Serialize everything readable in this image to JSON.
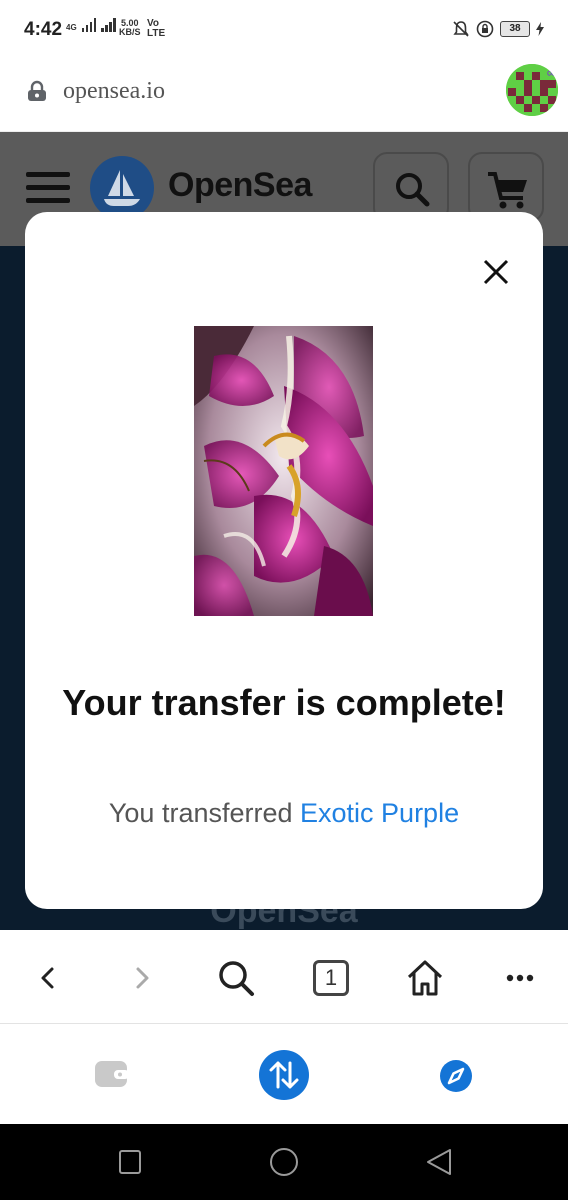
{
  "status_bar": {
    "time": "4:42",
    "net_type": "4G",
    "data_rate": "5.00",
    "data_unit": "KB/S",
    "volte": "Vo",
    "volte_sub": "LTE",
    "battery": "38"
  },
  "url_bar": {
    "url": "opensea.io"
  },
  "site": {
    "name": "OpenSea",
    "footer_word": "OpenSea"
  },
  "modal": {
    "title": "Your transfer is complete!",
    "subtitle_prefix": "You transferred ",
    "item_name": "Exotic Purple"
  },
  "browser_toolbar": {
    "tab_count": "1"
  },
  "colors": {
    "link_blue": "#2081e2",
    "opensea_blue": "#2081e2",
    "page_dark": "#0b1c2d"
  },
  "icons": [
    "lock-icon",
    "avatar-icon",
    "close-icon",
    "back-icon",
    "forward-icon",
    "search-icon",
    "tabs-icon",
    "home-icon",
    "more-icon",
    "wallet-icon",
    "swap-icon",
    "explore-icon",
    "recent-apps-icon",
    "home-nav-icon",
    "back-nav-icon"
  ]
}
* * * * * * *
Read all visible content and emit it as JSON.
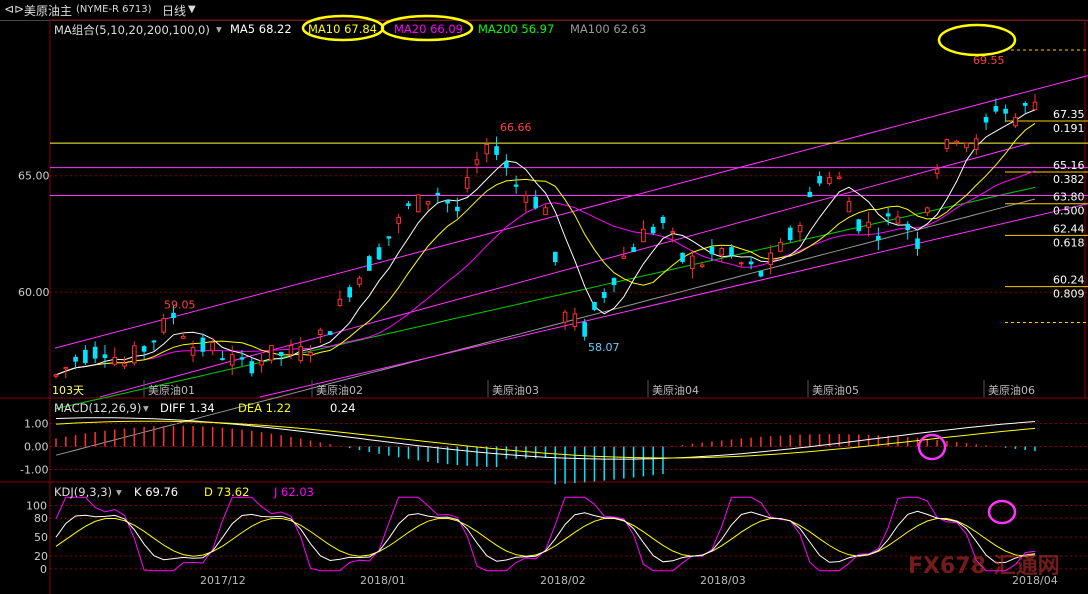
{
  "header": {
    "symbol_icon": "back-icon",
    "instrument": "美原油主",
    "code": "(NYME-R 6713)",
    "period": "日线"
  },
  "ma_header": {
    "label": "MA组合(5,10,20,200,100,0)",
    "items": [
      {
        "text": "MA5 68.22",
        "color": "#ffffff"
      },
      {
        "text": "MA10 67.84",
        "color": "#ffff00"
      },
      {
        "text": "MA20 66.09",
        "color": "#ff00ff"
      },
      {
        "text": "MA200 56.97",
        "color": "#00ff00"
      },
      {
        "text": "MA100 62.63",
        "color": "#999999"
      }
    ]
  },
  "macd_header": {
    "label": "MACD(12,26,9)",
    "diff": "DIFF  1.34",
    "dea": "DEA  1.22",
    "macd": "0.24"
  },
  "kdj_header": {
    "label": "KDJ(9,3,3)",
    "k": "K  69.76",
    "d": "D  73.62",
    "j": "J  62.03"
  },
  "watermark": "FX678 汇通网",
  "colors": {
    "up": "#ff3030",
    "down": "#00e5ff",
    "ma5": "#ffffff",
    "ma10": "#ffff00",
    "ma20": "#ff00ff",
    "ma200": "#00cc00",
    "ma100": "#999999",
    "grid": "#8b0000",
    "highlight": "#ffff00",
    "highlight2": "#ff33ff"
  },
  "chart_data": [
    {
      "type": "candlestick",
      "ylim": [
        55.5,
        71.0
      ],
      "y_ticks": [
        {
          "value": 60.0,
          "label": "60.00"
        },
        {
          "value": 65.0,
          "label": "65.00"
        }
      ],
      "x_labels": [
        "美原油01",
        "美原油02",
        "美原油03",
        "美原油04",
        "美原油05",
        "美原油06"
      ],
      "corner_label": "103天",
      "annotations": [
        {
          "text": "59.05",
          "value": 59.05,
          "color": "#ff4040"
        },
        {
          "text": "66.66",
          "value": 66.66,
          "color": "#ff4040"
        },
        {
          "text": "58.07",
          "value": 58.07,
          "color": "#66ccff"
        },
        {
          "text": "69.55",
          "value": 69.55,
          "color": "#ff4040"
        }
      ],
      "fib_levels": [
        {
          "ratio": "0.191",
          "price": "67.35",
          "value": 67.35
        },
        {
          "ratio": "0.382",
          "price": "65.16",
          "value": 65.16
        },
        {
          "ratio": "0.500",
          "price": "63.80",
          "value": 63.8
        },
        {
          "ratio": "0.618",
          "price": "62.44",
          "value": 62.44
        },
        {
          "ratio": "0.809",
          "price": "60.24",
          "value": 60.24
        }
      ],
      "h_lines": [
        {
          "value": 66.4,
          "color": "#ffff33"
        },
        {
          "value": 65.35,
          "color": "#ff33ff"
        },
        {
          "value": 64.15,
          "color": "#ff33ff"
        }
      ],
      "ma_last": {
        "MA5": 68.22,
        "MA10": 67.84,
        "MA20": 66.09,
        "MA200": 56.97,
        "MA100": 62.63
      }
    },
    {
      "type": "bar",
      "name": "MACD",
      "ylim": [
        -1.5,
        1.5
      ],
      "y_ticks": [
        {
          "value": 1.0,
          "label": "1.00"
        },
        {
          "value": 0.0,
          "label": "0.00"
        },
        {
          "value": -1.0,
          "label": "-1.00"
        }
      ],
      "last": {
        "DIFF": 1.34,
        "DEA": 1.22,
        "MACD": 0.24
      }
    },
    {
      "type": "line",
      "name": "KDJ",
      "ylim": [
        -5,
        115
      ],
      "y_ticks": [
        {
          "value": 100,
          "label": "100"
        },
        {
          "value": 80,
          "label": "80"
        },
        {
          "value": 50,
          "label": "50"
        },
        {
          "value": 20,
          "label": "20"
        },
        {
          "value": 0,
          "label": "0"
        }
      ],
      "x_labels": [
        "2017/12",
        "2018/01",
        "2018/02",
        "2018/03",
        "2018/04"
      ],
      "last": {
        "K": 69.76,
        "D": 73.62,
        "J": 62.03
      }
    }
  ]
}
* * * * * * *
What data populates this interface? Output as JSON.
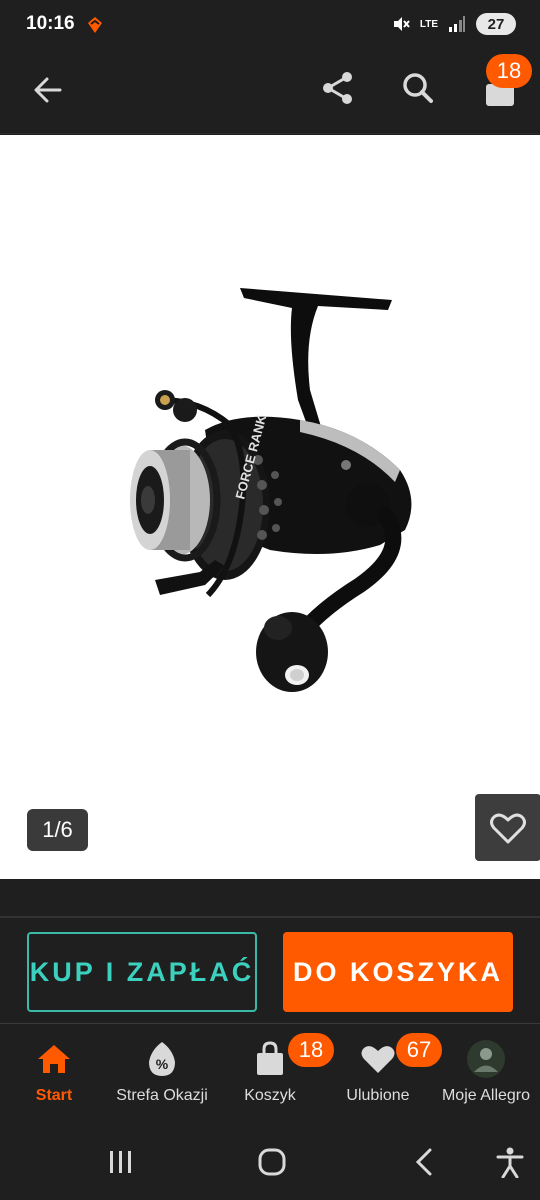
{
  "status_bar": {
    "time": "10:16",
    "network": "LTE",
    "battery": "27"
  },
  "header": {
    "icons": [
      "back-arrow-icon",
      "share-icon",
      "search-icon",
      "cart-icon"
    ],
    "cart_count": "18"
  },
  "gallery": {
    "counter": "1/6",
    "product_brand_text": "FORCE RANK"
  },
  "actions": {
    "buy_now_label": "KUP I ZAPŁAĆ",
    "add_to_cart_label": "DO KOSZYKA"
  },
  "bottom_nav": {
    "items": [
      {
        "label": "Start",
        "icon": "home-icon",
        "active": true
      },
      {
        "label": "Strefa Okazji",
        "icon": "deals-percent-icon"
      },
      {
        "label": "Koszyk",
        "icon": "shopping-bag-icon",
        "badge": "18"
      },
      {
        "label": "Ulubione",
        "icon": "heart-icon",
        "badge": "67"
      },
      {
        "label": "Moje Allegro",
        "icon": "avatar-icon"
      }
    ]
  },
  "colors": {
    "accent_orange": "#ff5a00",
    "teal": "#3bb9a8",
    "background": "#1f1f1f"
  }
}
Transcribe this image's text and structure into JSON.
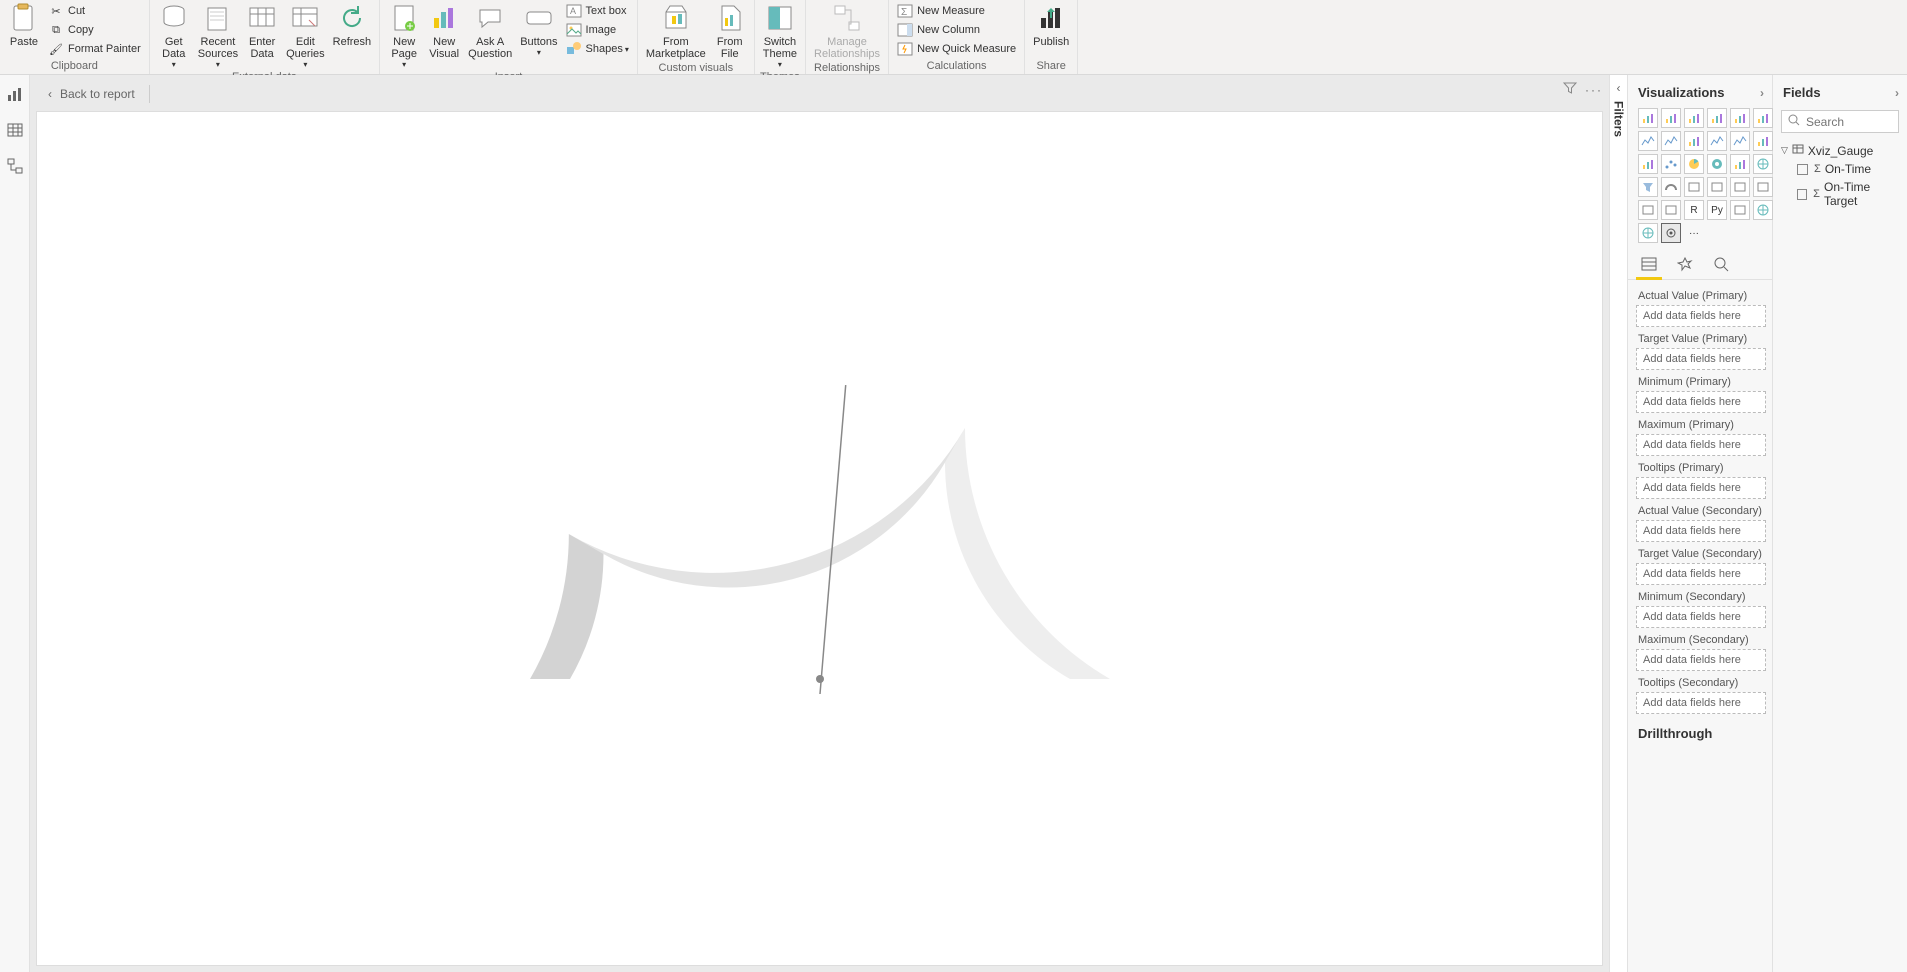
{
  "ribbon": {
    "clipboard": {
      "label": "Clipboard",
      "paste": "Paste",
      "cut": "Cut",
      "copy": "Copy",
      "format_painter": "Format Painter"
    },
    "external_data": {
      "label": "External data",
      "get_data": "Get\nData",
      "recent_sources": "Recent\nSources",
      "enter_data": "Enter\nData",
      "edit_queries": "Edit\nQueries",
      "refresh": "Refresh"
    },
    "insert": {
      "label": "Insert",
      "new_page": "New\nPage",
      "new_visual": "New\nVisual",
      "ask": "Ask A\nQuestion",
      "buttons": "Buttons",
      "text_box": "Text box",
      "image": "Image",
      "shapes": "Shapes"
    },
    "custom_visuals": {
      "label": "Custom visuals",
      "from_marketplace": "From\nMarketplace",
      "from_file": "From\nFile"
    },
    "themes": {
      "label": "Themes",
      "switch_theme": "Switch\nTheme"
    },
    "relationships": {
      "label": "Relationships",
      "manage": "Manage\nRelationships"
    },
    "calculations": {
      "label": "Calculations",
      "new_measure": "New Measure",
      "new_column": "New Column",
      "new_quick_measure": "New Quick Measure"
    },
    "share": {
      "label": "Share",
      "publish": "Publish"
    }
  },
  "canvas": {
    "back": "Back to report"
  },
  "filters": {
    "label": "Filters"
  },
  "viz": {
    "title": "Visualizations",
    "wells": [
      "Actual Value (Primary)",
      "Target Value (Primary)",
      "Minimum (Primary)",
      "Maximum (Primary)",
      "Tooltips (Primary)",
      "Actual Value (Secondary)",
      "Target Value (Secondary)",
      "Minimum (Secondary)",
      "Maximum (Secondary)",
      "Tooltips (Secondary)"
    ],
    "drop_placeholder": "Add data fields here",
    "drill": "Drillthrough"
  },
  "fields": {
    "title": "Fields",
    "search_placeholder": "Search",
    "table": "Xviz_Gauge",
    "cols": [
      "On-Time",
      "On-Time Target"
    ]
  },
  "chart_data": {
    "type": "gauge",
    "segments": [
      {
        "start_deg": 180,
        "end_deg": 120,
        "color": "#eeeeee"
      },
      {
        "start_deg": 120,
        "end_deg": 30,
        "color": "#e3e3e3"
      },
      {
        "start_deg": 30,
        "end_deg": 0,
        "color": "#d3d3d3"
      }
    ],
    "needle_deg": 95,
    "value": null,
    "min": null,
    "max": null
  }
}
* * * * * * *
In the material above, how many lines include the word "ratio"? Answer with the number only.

5